For the past year, I have been trying to run at least a few times per week.  I've always been interested in the fact that I'm not very hungry after a run or a game of basketball.  In fact, not only am I not hungry, but I usually want nothing to do with food for period of time (probably around an hour).  I always thought this was some personal trait, likely connected with my experience as a high school wrestler and the necessity to avoid food after a workout in order to make weight.

However, I was pleased to see the New York Times detail a small study that explains the science behind this feeling and that it's fairly common.  For others who also have wondered why they're not hungry after a run, I've put the relevant part of the article below; the study is comparing the post-workout appetites of runners and walkers.  It's pretty interesting!

The walkers turned out to be hungry, consuming about 50 calories more than they had burned during their hourlong treadmill stroll.

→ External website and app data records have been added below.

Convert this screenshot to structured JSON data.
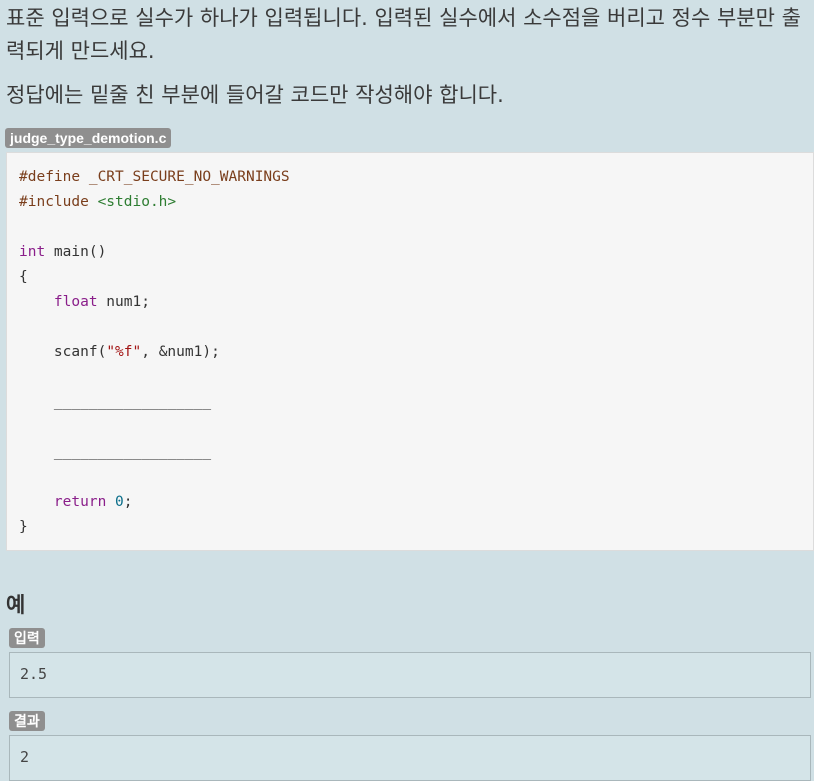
{
  "problem": {
    "description": "표준 입력으로 실수가 하나가 입력됩니다. 입력된 실수에서 소수점을 버리고 정수 부분만 출력되게 만드세요.",
    "instruction": "정답에는 밑줄 친 부분에 들어갈 코드만 작성해야 합니다."
  },
  "code": {
    "filename": "judge_type_demotion.c",
    "lines": {
      "define": "#define _CRT_SECURE_NO_WARNINGS",
      "include_directive": "#include",
      "include_header": "<stdio.h>",
      "int_kw": "int",
      "main_sig": " main()",
      "open_brace": "{",
      "float_kw": "float",
      "decl": " num1;",
      "scanf_start": "scanf(",
      "scanf_fmt": "\"%f\"",
      "scanf_end": ", &num1);",
      "blank1": "__________________",
      "blank2": "__________________",
      "return_kw": "return",
      "return_val": "0",
      "return_end": ";",
      "close_brace": "}"
    }
  },
  "example": {
    "heading": "예",
    "input_label": "입력",
    "input_value": "2.5",
    "result_label": "결과",
    "result_value": "2"
  },
  "colors": {
    "background": "#d0e0e5",
    "badge": "#8f8f8f",
    "keyword": "#8a1e8a",
    "preprocessor": "#7a3e1c",
    "string": "#2e7d32"
  }
}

The runners, on the other hand, picked at their food, taking in almost 200 calories less than they had burned while running.

The runners also proved after exercise to have significantly higher blood levels of a hormone called peptide YY, which has been shown to suppress appetite. The walkers did not have increased peptide YY levels; their appetites remained hearty.

So, this study shows that running triggers a hormone known to suppress appetite.  Maybe the body is in a kind of lock-down mode due to the running and trying to focus on the task at hand or it is afraid of getting disturbed and hurting performance if it ingests food?  A scientist I am not, but I can certainly imagine some reasons this would happen while your body is under the stress of quickly burning energy.

I encourage you to read the full post on The Times' Well Blog, as it looks at why runners seem to remain thinner throughout their lives compared to walkers who burn a similar amount of calories in their exercise routines.  For me, it was cool to discover that I'm not alone and there is a scientific reason for having less appetite after a run.